Pull every line containing the word "separator" from the records.

----- Supplied records

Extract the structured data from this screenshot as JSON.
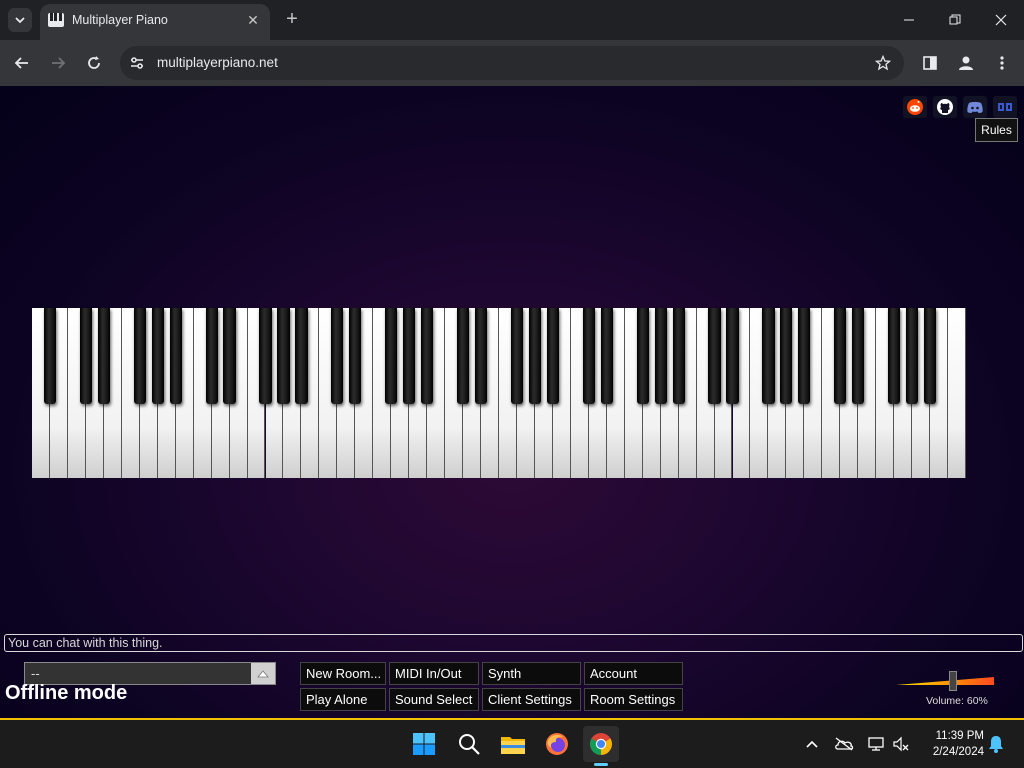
{
  "browser": {
    "tab_title": "Multiplayer Piano",
    "url": "multiplayerpiano.net"
  },
  "page": {
    "social_icons": [
      "reddit-icon",
      "github-icon",
      "discord-icon",
      "mpp-icon"
    ],
    "rules_tooltip": "Rules",
    "piano": {
      "white_keys": 52,
      "black_keys": 36
    },
    "chat_placeholder": "You can chat with this thing.",
    "room_select_value": "--",
    "status": "Offline mode",
    "buttons": {
      "new_room": "New Room...",
      "play_alone": "Play Alone",
      "midi": "MIDI In/Out",
      "sound_select": "Sound Select",
      "synth": "Synth",
      "client_settings": "Client Settings",
      "account": "Account",
      "room_settings": "Room Settings"
    },
    "volume": {
      "label": "Volume: 60%",
      "value": 0.6
    }
  },
  "taskbar": {
    "apps": [
      "windows-start-icon",
      "search-icon",
      "file-explorer-icon",
      "firefox-icon",
      "chrome-icon"
    ],
    "time": "11:39 PM",
    "date": "2/24/2024"
  },
  "colors": {
    "accent_line": "#f2c200",
    "page_bg": "#1d0730"
  }
}
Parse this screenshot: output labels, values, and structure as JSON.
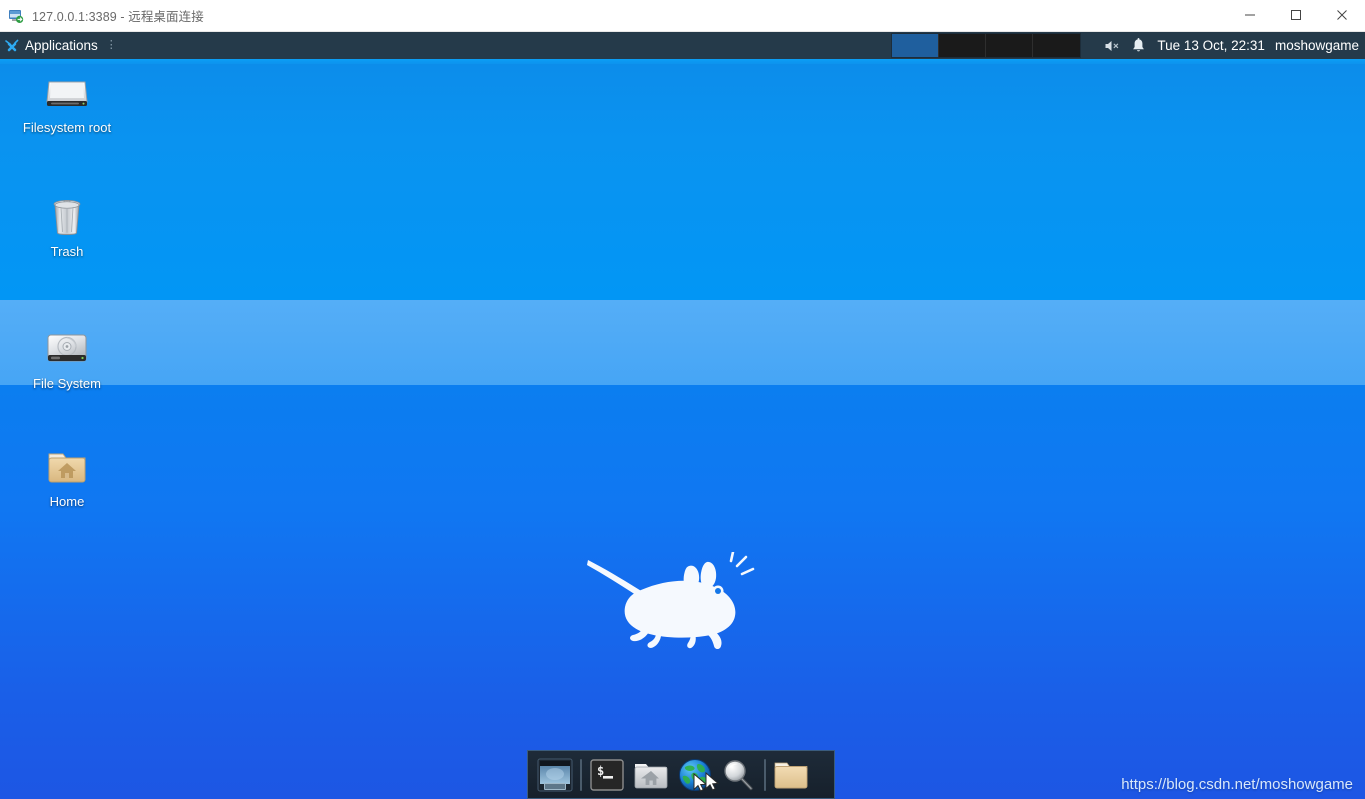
{
  "window": {
    "title": "127.0.0.1:3389 - 远程桌面连接",
    "icon": "remote-desktop-icon",
    "controls": {
      "minimize": "minimize-icon",
      "maximize": "maximize-icon",
      "close": "close-icon"
    }
  },
  "panel": {
    "applications_label": "Applications",
    "applications_icon": "xfce-mouse-icon",
    "applications_dots": "⋮",
    "workspaces": [
      {
        "name": "workspace-1",
        "active": true
      },
      {
        "name": "workspace-2",
        "active": false
      },
      {
        "name": "workspace-3",
        "active": false
      },
      {
        "name": "workspace-4",
        "active": false
      }
    ],
    "tray": [
      {
        "name": "volume-muted-icon",
        "label": "Volume muted"
      },
      {
        "name": "notification-bell-icon",
        "label": "Notifications"
      }
    ],
    "clock": "Tue 13 Oct, 22:31",
    "username": "moshowgame",
    "accent_color": "#0b9ef5",
    "background_color": "#253a4a"
  },
  "desktop": {
    "icons": [
      {
        "name": "filesystem-root",
        "label": "Filesystem root",
        "icon": "hard-drive-icon"
      },
      {
        "name": "trash",
        "label": "Trash",
        "icon": "trash-can-icon"
      },
      {
        "name": "file-system",
        "label": "File System",
        "icon": "disk-drive-icon"
      },
      {
        "name": "home",
        "label": "Home",
        "icon": "home-folder-icon"
      }
    ],
    "logo": "xfce-mouse-logo",
    "wallpaper_colors": [
      "#0a93f0",
      "#4ba8f6",
      "#1a5fe8"
    ]
  },
  "dock": {
    "items": [
      {
        "name": "show-desktop",
        "icon": "show-desktop-icon"
      },
      {
        "name": "separator-1",
        "icon": "separator"
      },
      {
        "name": "terminal",
        "icon": "terminal-icon"
      },
      {
        "name": "file-manager-home",
        "icon": "home-folder-icon"
      },
      {
        "name": "web-browser",
        "icon": "globe-icon"
      },
      {
        "name": "search",
        "icon": "magnifier-icon"
      },
      {
        "name": "separator-2",
        "icon": "separator"
      },
      {
        "name": "file-manager",
        "icon": "folder-icon"
      }
    ]
  },
  "watermark": "https://blog.csdn.net/moshowgame"
}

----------

- _Answer below_:
        "name": "separator-1",
        "icon": "separator"
        "name": "separator-2",
        "icon": "separator"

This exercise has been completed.